__Required action__
From the listing below, copy each line where "name" occurs.

[Source information Boundary: Start]

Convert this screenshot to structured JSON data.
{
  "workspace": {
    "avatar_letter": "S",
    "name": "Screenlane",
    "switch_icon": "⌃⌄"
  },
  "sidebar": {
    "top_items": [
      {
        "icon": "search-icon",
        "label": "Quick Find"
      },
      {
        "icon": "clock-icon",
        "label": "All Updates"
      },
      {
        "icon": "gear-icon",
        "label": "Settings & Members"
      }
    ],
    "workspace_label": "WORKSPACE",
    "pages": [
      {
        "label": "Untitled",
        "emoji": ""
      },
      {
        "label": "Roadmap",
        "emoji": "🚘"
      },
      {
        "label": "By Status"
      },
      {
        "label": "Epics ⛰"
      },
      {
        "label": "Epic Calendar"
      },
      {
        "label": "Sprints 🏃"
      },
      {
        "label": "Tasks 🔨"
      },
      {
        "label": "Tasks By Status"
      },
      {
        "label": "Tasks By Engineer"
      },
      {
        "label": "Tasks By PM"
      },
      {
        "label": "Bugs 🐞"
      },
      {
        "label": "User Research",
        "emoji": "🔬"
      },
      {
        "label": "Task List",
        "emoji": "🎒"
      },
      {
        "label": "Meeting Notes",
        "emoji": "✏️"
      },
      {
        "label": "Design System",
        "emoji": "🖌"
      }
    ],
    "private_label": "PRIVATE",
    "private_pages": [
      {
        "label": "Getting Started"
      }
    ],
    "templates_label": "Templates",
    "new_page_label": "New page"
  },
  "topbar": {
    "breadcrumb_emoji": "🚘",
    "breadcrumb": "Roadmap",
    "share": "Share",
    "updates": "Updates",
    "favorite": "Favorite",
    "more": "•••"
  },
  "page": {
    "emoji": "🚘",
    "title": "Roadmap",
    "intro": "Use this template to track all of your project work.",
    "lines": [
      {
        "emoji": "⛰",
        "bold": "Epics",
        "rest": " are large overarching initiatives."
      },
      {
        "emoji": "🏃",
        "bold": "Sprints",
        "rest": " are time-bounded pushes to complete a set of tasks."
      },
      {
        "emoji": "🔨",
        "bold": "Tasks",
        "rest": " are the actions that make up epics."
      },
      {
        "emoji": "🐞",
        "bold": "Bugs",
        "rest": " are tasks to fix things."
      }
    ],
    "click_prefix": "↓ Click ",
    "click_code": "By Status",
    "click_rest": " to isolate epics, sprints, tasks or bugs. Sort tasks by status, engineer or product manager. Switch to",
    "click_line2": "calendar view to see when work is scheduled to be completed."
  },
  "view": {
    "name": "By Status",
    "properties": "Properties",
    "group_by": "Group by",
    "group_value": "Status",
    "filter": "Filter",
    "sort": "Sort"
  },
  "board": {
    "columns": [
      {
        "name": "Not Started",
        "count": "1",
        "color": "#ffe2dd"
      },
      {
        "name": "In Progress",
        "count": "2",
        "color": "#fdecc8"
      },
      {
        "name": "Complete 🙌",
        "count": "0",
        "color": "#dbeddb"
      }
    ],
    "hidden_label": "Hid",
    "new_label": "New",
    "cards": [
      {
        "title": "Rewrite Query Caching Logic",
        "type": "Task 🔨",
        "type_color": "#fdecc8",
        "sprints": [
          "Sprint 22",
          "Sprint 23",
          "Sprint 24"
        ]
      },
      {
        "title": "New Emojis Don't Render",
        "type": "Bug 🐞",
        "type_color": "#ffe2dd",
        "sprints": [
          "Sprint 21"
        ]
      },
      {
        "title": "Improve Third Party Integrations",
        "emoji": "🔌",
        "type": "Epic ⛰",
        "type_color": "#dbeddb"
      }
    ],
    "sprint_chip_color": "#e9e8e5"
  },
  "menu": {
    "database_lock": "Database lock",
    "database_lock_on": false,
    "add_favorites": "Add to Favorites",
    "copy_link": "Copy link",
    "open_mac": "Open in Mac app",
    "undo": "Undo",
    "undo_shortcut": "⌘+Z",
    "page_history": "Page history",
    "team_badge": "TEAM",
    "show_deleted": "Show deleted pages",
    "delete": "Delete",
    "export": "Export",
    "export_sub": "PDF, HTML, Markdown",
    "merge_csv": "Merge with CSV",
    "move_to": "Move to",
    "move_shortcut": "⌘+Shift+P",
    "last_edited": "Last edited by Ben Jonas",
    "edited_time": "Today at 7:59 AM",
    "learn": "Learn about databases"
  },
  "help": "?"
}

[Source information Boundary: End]
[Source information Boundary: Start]

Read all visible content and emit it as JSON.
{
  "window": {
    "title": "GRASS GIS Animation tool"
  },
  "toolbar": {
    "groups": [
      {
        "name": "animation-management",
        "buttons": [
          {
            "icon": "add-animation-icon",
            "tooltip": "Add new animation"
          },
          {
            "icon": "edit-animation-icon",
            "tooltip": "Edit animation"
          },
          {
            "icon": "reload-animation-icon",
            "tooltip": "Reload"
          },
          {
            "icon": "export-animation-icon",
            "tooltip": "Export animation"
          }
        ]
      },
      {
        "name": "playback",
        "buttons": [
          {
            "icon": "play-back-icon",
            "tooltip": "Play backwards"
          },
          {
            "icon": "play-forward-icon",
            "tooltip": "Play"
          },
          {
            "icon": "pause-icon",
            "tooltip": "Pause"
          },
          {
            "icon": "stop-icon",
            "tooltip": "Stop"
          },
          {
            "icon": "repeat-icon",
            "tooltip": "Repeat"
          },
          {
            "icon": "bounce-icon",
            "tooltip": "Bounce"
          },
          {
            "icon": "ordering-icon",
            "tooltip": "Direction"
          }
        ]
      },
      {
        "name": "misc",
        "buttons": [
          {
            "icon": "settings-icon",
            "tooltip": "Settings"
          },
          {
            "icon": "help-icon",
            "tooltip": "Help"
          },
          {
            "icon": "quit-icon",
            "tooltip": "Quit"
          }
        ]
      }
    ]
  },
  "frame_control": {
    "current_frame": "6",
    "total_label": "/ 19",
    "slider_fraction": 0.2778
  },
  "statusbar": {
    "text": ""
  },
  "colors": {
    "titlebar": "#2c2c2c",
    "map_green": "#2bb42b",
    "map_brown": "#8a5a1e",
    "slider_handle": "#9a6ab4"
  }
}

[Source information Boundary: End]

__Expected answer__
    "name": "Screenlane",
    "name": "By Status",
        "name": "Not Started",
        "name": "In Progress",
        "name": "Complete 🙌",
        "name": "animation-management",
        "name": "playback",
        "name": "misc",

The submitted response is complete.